* _Exercise description_
Reproduce every record below word for word and include no pictures.

[Source material]

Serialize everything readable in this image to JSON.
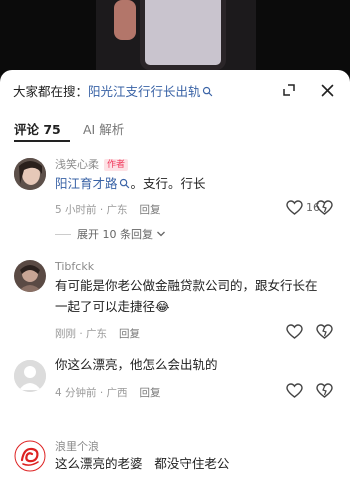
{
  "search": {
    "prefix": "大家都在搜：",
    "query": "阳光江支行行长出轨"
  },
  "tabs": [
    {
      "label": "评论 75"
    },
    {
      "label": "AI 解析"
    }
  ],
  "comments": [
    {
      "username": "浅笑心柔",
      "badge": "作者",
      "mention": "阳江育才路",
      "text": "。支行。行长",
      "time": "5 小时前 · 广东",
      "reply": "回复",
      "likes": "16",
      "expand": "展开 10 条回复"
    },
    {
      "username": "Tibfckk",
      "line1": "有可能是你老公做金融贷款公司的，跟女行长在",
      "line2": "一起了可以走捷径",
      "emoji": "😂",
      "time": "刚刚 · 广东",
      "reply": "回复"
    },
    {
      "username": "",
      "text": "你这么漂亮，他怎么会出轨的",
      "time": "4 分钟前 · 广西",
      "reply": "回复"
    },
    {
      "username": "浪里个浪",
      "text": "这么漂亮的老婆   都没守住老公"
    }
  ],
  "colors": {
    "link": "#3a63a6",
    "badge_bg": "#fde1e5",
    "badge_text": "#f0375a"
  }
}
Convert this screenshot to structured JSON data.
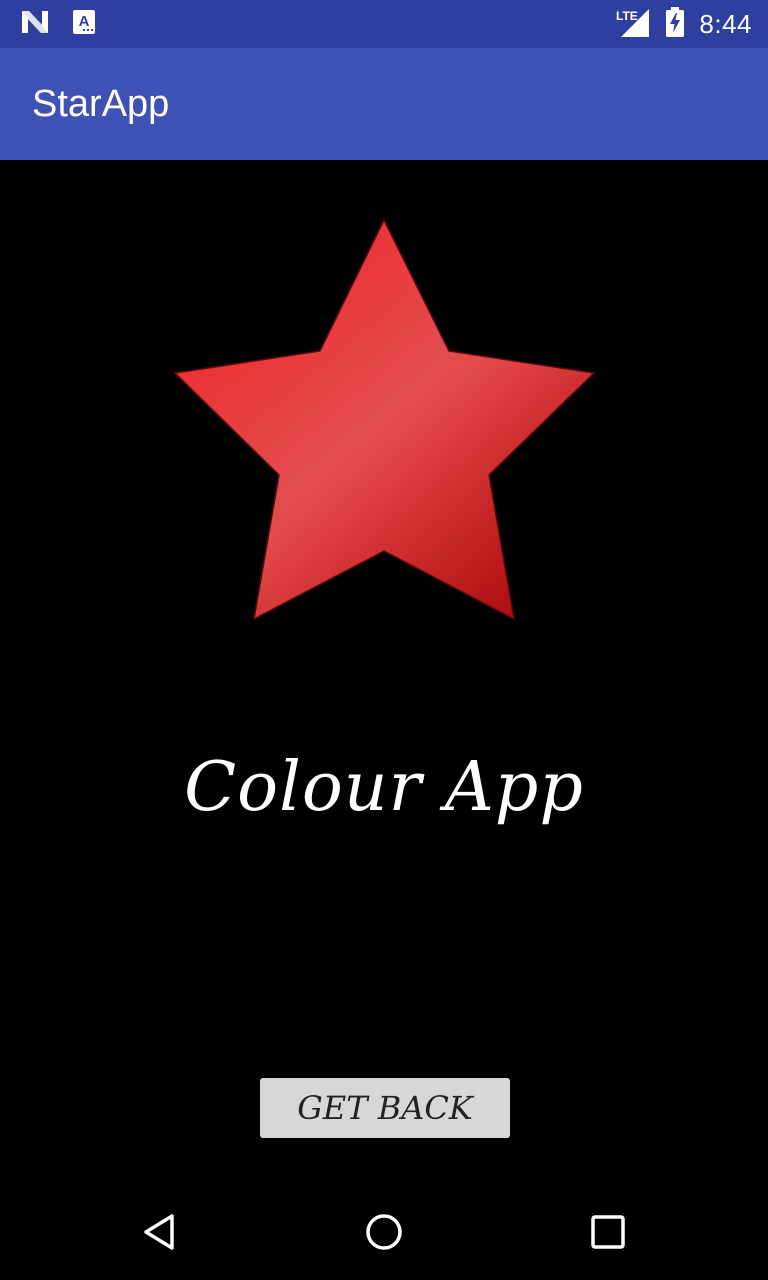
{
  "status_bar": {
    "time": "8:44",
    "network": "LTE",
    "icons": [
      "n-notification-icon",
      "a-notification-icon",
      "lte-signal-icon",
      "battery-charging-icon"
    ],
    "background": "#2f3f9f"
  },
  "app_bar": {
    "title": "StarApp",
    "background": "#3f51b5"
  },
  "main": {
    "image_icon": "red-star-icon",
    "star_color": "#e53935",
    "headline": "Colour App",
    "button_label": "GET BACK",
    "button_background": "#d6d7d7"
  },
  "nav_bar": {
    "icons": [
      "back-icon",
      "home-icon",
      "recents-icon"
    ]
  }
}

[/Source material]

* _Result below_
Serialize everything readable in this image to JSON.
{
  "search": {
    "prefix": "大家都在搜：",
    "query": "阳光江支行行长出轨"
  },
  "tabs": [
    {
      "label": "评论 75"
    },
    {
      "label": "AI 解析"
    }
  ],
  "comments": [
    {
      "username": "浅笑心柔",
      "badge": "作者",
      "mention": "阳江育才路",
      "text": "。支行。行长",
      "time": "5 小时前 · 广东",
      "reply": "回复",
      "likes": "16",
      "expand": "展开 10 条回复"
    },
    {
      "username": "Tibfckk",
      "line1": "有可能是你老公做金融贷款公司的，跟女行长在",
      "line2": "一起了可以走捷径",
      "emoji": "😂",
      "time": "刚刚 · 广东",
      "reply": "回复"
    },
    {
      "username": "",
      "text": "你这么漂亮，他怎么会出轨的",
      "time": "4 分钟前 · 广西",
      "reply": "回复"
    },
    {
      "username": "浪里个浪",
      "text": "这么漂亮的老婆   都没守住老公"
    }
  ],
  "colors": {
    "link": "#3a63a6",
    "badge_bg": "#fde1e5",
    "badge_text": "#f0375a"
  }
}
Convert this screenshot to structured JSON data.
{
  "status_bar": {
    "time": "8:44",
    "network": "LTE",
    "icons": [
      "n-notification-icon",
      "a-notification-icon",
      "lte-signal-icon",
      "battery-charging-icon"
    ],
    "background": "#2f3f9f"
  },
  "app_bar": {
    "title": "StarApp",
    "background": "#3f51b5"
  },
  "main": {
    "image_icon": "red-star-icon",
    "star_color": "#e53935",
    "headline": "Colour App",
    "button_label": "GET BACK",
    "button_background": "#d6d7d7"
  },
  "nav_bar": {
    "icons": [
      "back-icon",
      "home-icon",
      "recents-icon"
    ]
  }
}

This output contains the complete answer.